**Records from a collection**.
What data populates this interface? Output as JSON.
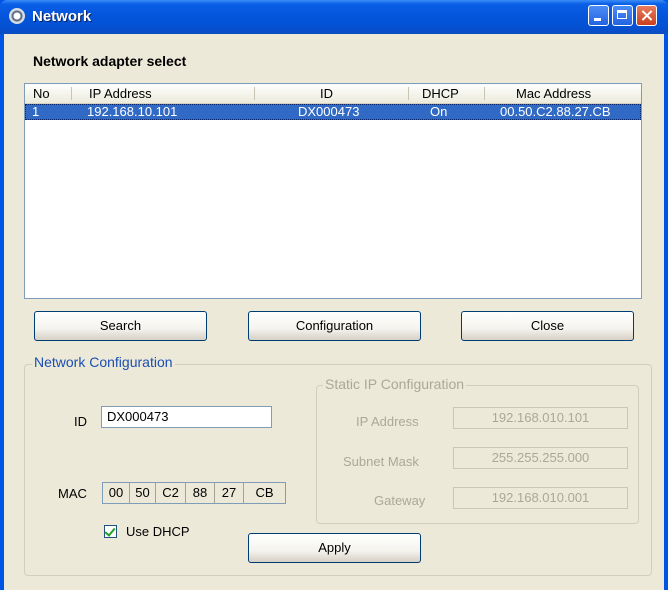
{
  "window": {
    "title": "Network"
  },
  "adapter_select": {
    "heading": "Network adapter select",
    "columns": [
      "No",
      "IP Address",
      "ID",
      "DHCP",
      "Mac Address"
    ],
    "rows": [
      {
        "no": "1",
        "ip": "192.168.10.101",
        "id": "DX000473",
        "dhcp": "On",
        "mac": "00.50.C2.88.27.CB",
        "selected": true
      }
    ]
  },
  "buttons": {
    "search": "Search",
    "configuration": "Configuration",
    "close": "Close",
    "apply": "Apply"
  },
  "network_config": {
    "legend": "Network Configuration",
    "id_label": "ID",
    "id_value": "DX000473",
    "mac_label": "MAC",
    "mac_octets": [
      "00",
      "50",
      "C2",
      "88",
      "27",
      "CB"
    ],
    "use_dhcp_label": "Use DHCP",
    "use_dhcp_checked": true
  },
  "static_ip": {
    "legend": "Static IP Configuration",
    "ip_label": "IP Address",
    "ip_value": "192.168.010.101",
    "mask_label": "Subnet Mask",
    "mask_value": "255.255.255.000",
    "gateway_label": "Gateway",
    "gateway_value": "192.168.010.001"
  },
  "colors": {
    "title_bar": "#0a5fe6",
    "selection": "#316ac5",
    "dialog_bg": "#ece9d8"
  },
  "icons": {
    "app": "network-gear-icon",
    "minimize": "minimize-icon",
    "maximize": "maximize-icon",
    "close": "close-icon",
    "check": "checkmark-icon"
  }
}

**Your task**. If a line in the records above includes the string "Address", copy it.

**Written solution**.
      "IP Address",
      "Mac Address"
    "ip_label": "IP Address",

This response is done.